The Museum’s Secret by Henry Chancellor – Welcome to the Scatterhorn Museum! But don’t get too excited – it’s a cold and dingy place, crammed full of tatty stuffed animals and junk. Nobody much wants to visit any more, and its days are surely numbered. But when Tom is sent to live here he soon finds there is more to this museum than meets the eye. The animals may be shabby and moth-eaten – but they possess an incredible secret. And when Tom discovers he can go right back to the time of their making, a hundred years earlier, he embarks on a journey full of unimaginable terrors… Join Tom in his breathtaking adventure in and out of time, from an Edwardian ice fair to the wastes of Mongolia, the jungles of India, and beyond…

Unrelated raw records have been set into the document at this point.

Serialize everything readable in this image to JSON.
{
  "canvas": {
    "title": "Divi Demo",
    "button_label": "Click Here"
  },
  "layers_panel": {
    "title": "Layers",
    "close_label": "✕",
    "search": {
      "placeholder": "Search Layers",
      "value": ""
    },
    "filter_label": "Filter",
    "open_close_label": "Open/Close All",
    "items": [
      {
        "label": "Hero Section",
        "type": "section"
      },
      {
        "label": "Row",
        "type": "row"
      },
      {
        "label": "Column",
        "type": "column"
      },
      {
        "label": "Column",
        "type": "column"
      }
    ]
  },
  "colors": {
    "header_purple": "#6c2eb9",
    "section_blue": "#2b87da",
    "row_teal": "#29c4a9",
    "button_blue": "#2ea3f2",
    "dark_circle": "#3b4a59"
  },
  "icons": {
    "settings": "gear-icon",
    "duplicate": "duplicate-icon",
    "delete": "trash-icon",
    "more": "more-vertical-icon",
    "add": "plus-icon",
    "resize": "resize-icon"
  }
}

The World’s Worst Children 2 by David Walliams – The brilliant follow-up to David Walliams’ bestseller The World’s Worst Children! Ten more stories about a brand new gang of hilariously horrible kids from everyone’s favourite children’s author, illustrated in glorious full colour by Tony Ross. If you thought you had read about the World’s Worst Children already, you’re in for a rather nasty shock. The beastly boys and gruesome girls in this book are even ruder, even more disgusting and WORSE than you could ever imagine!

Moonlocket by Peter Bunzl – It’s hard to escape the secrets from the past.
Storm clouds gather over Lily and Robert’s summer when criminal mastermind the Jack of Diamonds appears. For Jack is searching for the mysterious Moonlocket – but that’s not the only thing he wants. Suddenly, dark secrets from Robert’s past plunge him into danger. Jack is playing a cruel game that Robert is a part of. Now Lily and Malkin, the mechanical fox, must stay one step ahead before Jack plays his final, deadly card…

Non-fiction:

Weird Things Customers Say In Bookshops by Jen Campbell – ‘Can books conduct electricity?’ ‘My children are just climbing your bookshelves: that’s ok… isn’t it?’ A John Cleese Twitter question [‘What is your pet peeve?’], first sparked the “Weird Things Customers Say in Bookshops” blog, which grew over three years into one bookseller’s collection of ridiculous conversations on the shop floor. From ‘Did Beatrix Potter ever write a book about dinosaurs?’ to the hunt for a paperback which could forecast the next year’s weather; and from ‘I’ve forgotten my glasses, please read me the first chapter’ to’Excuse me… is this book edible?’ This full-length collection illustrated by the Brothers McLeod also includes top ‘Weird Things’ from bookshops around the world.

The View from Cheap Seats by Neil Gaiman – ‘Literature does not occur in a vacuum. It cannot be a monologue. It has to be a conversation.’ This collection will draw you in to exchanges on making good art and Syrian refugees, the power of a single word and playing the kazoo with Stephen King, writing about books, comics and the imagination of friends, being sad at the Oscars and telling lies for a living. Here Neil Gaiman opens our minds to the people he admires and the things he believes might just mean something – and welcomes us to the conversation too.

Nightwalking by Matthew Beaumont – In Nightwalking Matthew Beaumont recounts an alternative history of Londonpopulated by the poor, the mad, the lost, the vagrant and the noctambulant. He shines a light on the shadowy perambulations of poets, novelists and thinkers: Chaucer and Shakespeare; William Blake and his ecstatic peregrinations and the feverish ramblings of opium addict Thomas De Quincey; and, among the lamp-lit literary throng, the supreme nightwalker Charles Dickens. We discover how the nocturnal city has inspired some and served as a balm or narcotic to others.

So there you are, a breakdown of all the books I’ve gathered this month. Most of them I bought myself, but Carnivalesque and Around the Universe in 10 -43 Second I gained from giveaways – always a bonus!